MISSOULA — She's arguably the most decorated athlete to ever compete in the Missoula Marathon, and Trisha Drobeck is once again ready to participate in this annual event.
Only this year, it's from an administrative side, as Drobeck is finishing up her first year as race director.
Like many during the COVID-19 pandemic, Drobeck found herself wanting to change course in her career to find more fulfillment in life.
"I feel like I'm a classic COVID cliche. I worked in sales," Drobeck said. "I was a supervisor for inside sales at a manufacturing company in town and I had the opportunity during COVID to work from home, and I got to spend lots of time with my kids, less time commuting, priorities changed, and I think once it was time to go back to work, this position opened and I thought, you know, I want to do something for my community."
So, in a way, Drobeck came home.
She was hired as the executive director of Run Wild Missoula and named the race director of the Missoula Marathon last August. Drobeck was hired after former race director Tony Banovich passed away in October of 2020.
"I've never been shy in probably the dozen times I've run the Missoula Marathon that it is my favorite marathon," Drobeck said. "So it was kind of a no-brainer. I've been a club member for almost 15 years and I credit Run Wild Missoula for a lot of my running success because they provided me a space to grow and mature as an athlete."

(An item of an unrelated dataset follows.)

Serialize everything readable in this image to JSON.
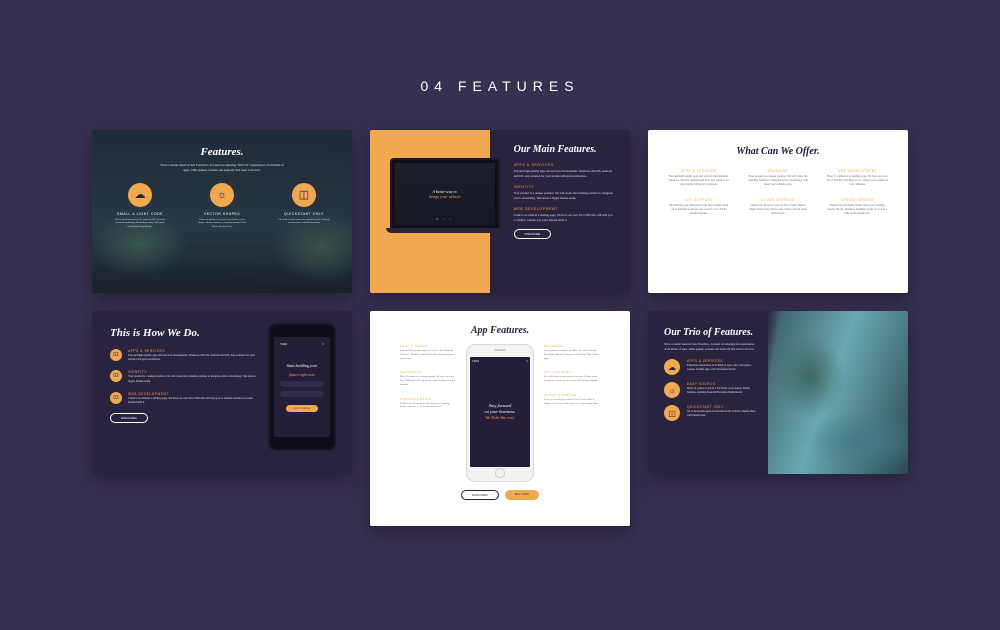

In this new role, it was an opportunity to make a difference in the community she loves.
"I really started to get involved in social issues, social injustice issues and I thought what a better way for myself to make a difference in my community," Drobeck added. "And also set an example for my children then jumping in all the way and switching to a non-profit and working with community members and strengthening community partnerships through running."

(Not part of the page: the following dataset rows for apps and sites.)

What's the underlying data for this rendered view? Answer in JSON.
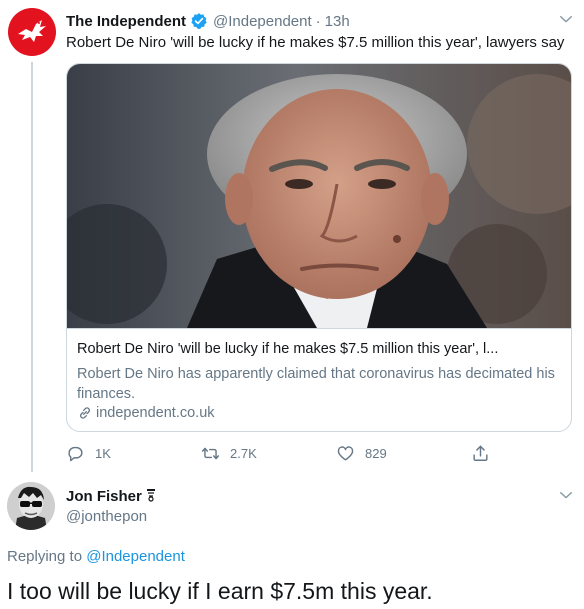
{
  "tweet": {
    "author_name": "The Independent",
    "author_handle": "@Independent",
    "separator": "·",
    "time": "13h",
    "text": "Robert De Niro 'will be lucky if he makes $7.5 million this year', lawyers say",
    "card": {
      "title": "Robert De Niro 'will be lucky if he makes $7.5 million this year', l...",
      "description": "Robert De Niro has apparently claimed that coronavirus has decimated his finances.",
      "domain": "independent.co.uk"
    },
    "actions": {
      "replies": "1K",
      "retweets": "2.7K",
      "likes": "829"
    }
  },
  "reply": {
    "author_name": "Jon Fisher",
    "author_handle": "@jonthepon",
    "replying_prefix": "Replying to ",
    "replying_to": "@Independent",
    "text": "I too will be lucky if I earn $7.5m this year."
  },
  "icons": {
    "verified": "verified-badge-icon",
    "chevron": "chevron-down-icon",
    "reply": "reply-icon",
    "retweet": "retweet-icon",
    "like": "heart-icon",
    "share": "share-icon",
    "link": "link-icon"
  },
  "colors": {
    "brand_red": "#e2121f",
    "link_blue": "#1b95e0",
    "verified_blue": "#1da1f2",
    "muted": "#657786"
  }
}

Drobeck is a four-time Missoula Marathon winner and holds the three fastest times ever recorded in the women's full marathon, including the record in 2015 of two hours, 46 minutes and 54 seconds.
This year, a new record could happen, just from someone else instead.

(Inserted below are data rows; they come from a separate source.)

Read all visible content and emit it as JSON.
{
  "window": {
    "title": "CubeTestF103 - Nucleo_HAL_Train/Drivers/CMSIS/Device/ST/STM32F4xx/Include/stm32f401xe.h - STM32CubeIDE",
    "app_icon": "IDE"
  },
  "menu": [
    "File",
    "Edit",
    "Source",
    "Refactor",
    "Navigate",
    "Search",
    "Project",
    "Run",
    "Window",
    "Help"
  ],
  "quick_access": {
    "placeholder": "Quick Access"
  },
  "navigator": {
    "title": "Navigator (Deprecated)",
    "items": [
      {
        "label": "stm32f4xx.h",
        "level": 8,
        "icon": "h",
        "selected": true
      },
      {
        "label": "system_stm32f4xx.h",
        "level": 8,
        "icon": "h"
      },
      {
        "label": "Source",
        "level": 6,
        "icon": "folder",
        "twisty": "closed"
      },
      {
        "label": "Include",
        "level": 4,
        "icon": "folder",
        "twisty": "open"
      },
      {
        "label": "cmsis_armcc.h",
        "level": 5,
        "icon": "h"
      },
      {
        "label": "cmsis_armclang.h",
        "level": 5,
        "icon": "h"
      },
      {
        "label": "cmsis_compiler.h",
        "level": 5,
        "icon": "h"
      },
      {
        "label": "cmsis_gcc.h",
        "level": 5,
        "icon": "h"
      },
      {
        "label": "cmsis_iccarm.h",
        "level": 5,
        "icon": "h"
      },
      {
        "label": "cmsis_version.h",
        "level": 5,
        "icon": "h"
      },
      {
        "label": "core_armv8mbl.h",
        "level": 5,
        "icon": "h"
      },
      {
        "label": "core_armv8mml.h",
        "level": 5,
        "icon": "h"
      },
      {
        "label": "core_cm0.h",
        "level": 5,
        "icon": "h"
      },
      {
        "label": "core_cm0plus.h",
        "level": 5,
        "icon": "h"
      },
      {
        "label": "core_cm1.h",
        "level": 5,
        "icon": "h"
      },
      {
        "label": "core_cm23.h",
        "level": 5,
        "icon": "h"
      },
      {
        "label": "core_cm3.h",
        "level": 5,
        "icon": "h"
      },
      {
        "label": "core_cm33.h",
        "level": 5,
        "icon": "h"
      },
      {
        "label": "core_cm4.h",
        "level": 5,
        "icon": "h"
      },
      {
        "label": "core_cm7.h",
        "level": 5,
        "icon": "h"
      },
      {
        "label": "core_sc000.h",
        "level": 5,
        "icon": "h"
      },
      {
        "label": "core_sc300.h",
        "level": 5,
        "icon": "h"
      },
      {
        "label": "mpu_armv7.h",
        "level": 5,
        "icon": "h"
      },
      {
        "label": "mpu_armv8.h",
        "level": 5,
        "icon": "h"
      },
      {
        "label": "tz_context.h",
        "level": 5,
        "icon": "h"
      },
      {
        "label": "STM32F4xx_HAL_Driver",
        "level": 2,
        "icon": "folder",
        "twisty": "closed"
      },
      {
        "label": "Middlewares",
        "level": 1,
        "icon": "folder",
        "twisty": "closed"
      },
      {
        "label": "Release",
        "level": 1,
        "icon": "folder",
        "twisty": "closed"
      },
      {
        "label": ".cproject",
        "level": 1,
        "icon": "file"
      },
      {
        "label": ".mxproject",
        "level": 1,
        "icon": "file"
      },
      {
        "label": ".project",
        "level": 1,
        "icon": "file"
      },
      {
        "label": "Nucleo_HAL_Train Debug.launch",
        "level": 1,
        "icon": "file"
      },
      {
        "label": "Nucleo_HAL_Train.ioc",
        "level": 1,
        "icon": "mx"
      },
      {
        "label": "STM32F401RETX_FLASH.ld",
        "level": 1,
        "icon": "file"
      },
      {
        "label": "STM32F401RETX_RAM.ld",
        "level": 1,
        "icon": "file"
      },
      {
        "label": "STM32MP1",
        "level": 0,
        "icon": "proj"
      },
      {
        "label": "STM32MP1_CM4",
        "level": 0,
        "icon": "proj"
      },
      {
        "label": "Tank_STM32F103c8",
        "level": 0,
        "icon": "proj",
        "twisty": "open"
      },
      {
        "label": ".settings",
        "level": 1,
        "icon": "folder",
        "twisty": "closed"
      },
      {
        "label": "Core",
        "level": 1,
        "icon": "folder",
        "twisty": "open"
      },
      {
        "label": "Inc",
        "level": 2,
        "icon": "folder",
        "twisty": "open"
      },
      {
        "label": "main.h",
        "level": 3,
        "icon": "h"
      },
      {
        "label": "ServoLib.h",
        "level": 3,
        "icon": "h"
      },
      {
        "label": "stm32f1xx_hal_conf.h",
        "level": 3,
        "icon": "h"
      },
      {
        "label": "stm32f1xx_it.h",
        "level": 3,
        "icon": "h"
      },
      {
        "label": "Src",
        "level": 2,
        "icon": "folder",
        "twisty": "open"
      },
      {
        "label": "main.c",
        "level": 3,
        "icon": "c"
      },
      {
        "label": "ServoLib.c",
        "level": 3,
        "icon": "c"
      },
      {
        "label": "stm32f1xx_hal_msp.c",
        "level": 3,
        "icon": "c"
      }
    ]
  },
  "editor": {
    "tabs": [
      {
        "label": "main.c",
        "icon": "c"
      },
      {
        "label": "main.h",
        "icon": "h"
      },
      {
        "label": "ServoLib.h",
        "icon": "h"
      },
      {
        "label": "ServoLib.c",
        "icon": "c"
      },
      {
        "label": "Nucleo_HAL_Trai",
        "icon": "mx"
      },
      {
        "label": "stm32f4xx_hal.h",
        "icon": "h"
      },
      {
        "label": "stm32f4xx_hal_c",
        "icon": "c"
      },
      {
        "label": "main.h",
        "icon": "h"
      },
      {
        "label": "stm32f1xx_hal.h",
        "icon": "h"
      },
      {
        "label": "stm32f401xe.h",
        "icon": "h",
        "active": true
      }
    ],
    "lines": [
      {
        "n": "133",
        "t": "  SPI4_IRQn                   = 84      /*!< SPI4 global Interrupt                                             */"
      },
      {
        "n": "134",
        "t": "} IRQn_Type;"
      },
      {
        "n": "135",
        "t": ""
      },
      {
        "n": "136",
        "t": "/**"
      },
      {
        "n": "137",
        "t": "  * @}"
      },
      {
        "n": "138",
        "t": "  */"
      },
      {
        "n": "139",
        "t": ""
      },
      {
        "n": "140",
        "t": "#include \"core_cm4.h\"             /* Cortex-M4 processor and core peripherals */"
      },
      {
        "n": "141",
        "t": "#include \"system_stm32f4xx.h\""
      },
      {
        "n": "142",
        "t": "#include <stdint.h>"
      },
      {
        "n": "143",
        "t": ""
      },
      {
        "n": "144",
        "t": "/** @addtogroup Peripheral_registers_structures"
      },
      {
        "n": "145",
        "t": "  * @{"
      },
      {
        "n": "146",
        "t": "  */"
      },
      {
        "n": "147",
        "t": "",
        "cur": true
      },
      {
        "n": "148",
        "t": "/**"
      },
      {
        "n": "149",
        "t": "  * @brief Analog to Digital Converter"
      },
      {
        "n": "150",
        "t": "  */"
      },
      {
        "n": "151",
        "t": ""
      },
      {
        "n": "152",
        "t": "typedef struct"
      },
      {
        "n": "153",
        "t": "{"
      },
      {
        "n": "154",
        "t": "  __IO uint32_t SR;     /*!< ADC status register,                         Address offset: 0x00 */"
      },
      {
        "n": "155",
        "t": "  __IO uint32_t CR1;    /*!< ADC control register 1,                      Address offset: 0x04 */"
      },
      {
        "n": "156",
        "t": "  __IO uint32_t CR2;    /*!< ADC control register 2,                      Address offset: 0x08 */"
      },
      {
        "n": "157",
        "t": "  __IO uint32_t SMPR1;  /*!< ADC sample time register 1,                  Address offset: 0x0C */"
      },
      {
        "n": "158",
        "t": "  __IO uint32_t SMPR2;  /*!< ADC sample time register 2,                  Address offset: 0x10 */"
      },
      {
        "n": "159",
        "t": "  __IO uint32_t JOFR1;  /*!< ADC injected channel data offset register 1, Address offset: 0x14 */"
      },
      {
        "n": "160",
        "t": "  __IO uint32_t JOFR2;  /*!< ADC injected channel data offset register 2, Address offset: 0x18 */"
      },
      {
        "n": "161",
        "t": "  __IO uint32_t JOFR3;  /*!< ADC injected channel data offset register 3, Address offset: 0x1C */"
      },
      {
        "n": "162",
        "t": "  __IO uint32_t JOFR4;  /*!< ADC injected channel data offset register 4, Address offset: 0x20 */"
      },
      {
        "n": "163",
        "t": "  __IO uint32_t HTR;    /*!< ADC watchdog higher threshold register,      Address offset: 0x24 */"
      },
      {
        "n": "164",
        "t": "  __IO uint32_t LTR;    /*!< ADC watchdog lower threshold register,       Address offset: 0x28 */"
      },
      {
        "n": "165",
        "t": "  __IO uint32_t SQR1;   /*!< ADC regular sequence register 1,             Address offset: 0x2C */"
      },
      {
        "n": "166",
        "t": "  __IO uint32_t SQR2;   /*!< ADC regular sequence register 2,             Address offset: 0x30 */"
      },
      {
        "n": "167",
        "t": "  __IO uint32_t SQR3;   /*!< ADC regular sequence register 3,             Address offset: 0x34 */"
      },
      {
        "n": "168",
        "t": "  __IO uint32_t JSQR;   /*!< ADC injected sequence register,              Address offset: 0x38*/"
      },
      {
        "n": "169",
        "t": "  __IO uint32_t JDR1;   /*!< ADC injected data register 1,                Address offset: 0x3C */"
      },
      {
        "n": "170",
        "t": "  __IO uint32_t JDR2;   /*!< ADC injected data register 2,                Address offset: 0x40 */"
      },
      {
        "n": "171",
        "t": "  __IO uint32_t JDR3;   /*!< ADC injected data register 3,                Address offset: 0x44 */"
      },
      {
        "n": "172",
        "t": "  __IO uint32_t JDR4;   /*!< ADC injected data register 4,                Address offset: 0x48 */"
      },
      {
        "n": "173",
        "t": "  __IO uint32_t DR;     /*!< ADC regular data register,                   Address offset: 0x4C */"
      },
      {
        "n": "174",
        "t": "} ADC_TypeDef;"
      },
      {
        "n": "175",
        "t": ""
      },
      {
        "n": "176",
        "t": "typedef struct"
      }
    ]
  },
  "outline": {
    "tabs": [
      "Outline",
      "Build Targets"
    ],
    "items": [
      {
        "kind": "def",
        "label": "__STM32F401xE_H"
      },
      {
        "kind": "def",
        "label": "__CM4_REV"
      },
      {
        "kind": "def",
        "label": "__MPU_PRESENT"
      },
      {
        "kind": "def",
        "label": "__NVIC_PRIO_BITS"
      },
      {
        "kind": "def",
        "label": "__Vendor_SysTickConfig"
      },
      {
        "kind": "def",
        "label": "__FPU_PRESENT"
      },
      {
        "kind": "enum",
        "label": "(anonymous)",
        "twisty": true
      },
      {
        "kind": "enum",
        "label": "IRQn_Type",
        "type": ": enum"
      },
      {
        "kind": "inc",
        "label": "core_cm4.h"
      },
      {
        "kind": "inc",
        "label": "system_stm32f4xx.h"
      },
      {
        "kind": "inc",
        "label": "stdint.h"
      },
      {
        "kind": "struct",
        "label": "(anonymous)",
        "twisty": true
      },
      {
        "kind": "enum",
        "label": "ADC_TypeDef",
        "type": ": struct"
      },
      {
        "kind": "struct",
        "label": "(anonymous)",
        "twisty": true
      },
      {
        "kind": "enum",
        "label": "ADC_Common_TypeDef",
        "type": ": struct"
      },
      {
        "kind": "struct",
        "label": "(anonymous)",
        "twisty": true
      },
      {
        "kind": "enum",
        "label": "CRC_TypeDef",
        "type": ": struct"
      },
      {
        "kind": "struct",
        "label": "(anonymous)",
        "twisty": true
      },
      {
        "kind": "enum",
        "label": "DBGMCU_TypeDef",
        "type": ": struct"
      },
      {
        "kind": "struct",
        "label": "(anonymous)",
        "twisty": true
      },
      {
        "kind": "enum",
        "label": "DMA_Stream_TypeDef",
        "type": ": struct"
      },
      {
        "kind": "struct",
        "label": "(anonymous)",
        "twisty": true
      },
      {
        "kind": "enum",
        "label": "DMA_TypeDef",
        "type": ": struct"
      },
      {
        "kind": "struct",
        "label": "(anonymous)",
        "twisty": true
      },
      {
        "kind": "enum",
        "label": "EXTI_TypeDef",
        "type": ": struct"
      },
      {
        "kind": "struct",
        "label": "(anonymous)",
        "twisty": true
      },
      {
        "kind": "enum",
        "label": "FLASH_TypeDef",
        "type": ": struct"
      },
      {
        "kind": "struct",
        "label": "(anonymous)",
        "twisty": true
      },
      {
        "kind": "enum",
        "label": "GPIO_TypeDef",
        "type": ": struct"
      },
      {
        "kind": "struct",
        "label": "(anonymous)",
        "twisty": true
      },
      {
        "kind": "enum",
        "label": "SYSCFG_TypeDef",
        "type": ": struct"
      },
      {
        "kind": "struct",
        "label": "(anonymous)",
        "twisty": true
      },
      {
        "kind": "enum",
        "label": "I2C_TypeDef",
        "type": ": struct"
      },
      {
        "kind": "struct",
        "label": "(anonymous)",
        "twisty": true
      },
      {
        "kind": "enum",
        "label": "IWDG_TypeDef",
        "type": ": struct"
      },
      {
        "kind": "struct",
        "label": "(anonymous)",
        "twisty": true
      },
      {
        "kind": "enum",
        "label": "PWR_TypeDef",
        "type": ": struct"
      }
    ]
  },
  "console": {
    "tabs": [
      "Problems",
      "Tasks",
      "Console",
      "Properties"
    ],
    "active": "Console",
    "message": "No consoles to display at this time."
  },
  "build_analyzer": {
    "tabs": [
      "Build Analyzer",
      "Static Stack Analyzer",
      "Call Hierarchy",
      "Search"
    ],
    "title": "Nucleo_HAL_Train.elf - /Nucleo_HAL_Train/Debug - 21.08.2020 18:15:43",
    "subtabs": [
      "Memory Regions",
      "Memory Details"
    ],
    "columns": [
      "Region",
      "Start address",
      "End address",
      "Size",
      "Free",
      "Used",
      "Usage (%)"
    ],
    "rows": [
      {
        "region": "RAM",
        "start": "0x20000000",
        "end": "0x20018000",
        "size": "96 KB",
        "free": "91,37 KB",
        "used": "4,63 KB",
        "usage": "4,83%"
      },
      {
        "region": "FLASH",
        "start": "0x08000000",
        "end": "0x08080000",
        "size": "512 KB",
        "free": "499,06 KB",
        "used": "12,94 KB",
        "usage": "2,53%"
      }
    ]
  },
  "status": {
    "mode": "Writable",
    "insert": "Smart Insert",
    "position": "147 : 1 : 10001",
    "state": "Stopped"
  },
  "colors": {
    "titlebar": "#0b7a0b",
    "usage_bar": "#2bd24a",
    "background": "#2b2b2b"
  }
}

"But as far as course records go, my days are over with that," Drobeck said. "I am excited to bring in some stellar athletes with our elite coordinators and get those records broken because they're made to get broken."
And as for seeing her out on the course at all?
"People are asking me personally, 'Oh are you running this year since you're the race director?' And I'm like no, there's no way I'm going to be able to run," Drobeck added with a laugh. "I'm going to be up for like 48 hours not sleeping so it's a different kind of race."